He will be there with the hero who came to be known on April 15, 2013, as “the man in the cowboy hat.”
“It will be a day of remembrance,” says Carlos Arredondo, who was wearing the hat when he tied a shirt around Bauman’s legs and lifted him into a wheelchair shortly after the bombs exploded. “To show that we move on with our lives. We grieve and heal.”
The picture of Bauman, his face and clothes, blackened and bloodstained, his legs gone, sitting in a wheelchair pushed by Arredondo, embodied the horror of the attack. But it also came to represent the bravery of others.
Arredondo will be wearing a cowboy hat just as he did last year when he handed out American flags near the finish line. When the first bomb went off at 2:49 p.m. ET, Arredondo, leapt over barricades and raced towards those injured. “After such a tragic event, it showed how good people are,” Bauman says. “He’s one of the heroes. As many people ran away, he ran toward that scene. He just wanted to help and save people’s lives.”

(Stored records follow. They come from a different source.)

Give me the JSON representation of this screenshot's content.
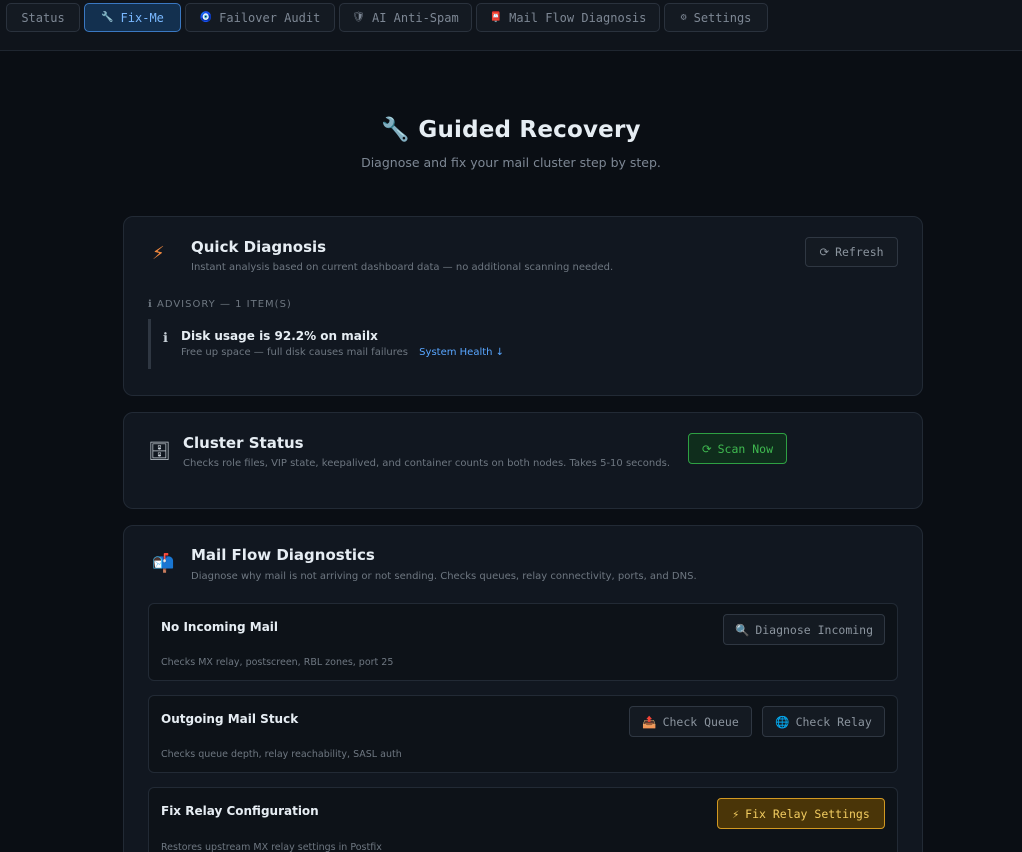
{
  "nav": {
    "tabs": [
      {
        "label": "Status",
        "icon": ""
      },
      {
        "label": "Fix-Me",
        "icon": "🔧"
      },
      {
        "label": "Failover Audit",
        "icon": "🧿"
      },
      {
        "label": "AI Anti-Spam",
        "icon": "🛡"
      },
      {
        "label": "Mail Flow Diagnosis",
        "icon": "📮"
      },
      {
        "label": "Settings",
        "icon": "⚙"
      }
    ],
    "active": "Fix-Me"
  },
  "hero": {
    "icon": "🔧",
    "title": "Guided Recovery",
    "subtitle": "Diagnose and fix your mail cluster step by step."
  },
  "quick": {
    "icon": "⚡",
    "title": "Quick Diagnosis",
    "subtitle": "Instant analysis based on current dashboard data — no additional scanning needed.",
    "refresh_icon": "⟳",
    "refresh_label": "Refresh",
    "advisory_label": "ℹ ADVISORY — 1 ITEM(S)",
    "advisory": {
      "icon": "ℹ",
      "title": "Disk usage is 92.2% on mailx",
      "text": "Free up space — full disk causes mail failures",
      "link": "System Health ↓"
    }
  },
  "cluster": {
    "icon": "🗄",
    "title": "Cluster Status",
    "subtitle": "Checks role files, VIP state, keepalived, and container counts on both nodes. Takes 5-10 seconds.",
    "scan_icon": "⟳",
    "scan_label": "Scan Now"
  },
  "mailflow": {
    "icon": "📬",
    "title": "Mail Flow Diagnostics",
    "subtitle": "Diagnose why mail is not arriving or not sending. Checks queues, relay connectivity, ports, and DNS.",
    "items": [
      {
        "title": "No Incoming Mail",
        "desc": "Checks MX relay, postscreen, RBL zones, port 25",
        "buttons": [
          {
            "icon": "🔍",
            "label": "Diagnose Incoming"
          }
        ]
      },
      {
        "title": "Outgoing Mail Stuck",
        "desc": "Checks queue depth, relay reachability, SASL auth",
        "buttons": [
          {
            "icon": "📤",
            "label": "Check Queue"
          },
          {
            "icon": "🌐",
            "label": "Check Relay"
          }
        ]
      },
      {
        "title": "Fix Relay Configuration",
        "desc": "Restores upstream MX relay settings in Postfix",
        "buttons": [
          {
            "icon": "⚡",
            "label": "Fix Relay Settings"
          }
        ]
      }
    ]
  },
  "colors": {
    "accent": "#58a6ff",
    "success": "#3fb950",
    "warning": "#d29922",
    "background": "#0a0e14"
  }
}
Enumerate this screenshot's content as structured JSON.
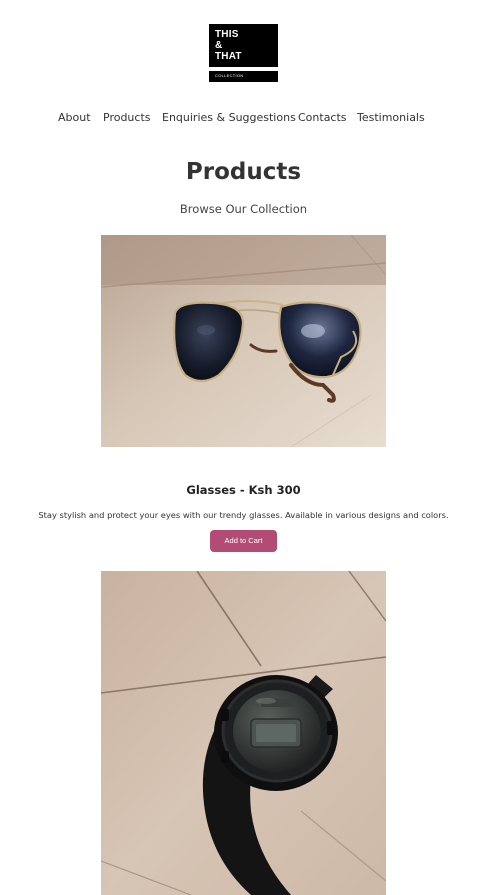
{
  "logo": {
    "line1": "THIS",
    "line2": "&",
    "line3": "THAT",
    "subtitle": "COLLECTION"
  },
  "nav": {
    "items": [
      {
        "label": "About"
      },
      {
        "label": "Products"
      },
      {
        "label": "Enquiries & Suggestions"
      },
      {
        "label": "Contacts"
      },
      {
        "label": "Testimonials"
      }
    ]
  },
  "page": {
    "title": "Products",
    "subtitle": "Browse Our Collection"
  },
  "products": [
    {
      "name": "Glasses - Ksh 300",
      "description": "Stay stylish and protect your eyes with our trendy glasses. Available in various designs and colors.",
      "button_label": "Add to Cart",
      "image_alt": "Sunglasses on a tiled floor"
    },
    {
      "image_alt": "Black digital wristwatch on a tiled floor"
    }
  ],
  "colors": {
    "accent_button": "#b34c74",
    "text": "#333333",
    "logo_bg": "#000000"
  }
}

Since that day, Bauman, a 28-year-old from a Boston suburb who worked at the deli counter at Costco, and Arredondo, a 53-year-old Costa Rican immigrant and peace activist, have remained in each other’s lives. They attend each other’s family gatherings and even traveled to Costa Rica together.
“He’s become like my best friend,” Bauman says.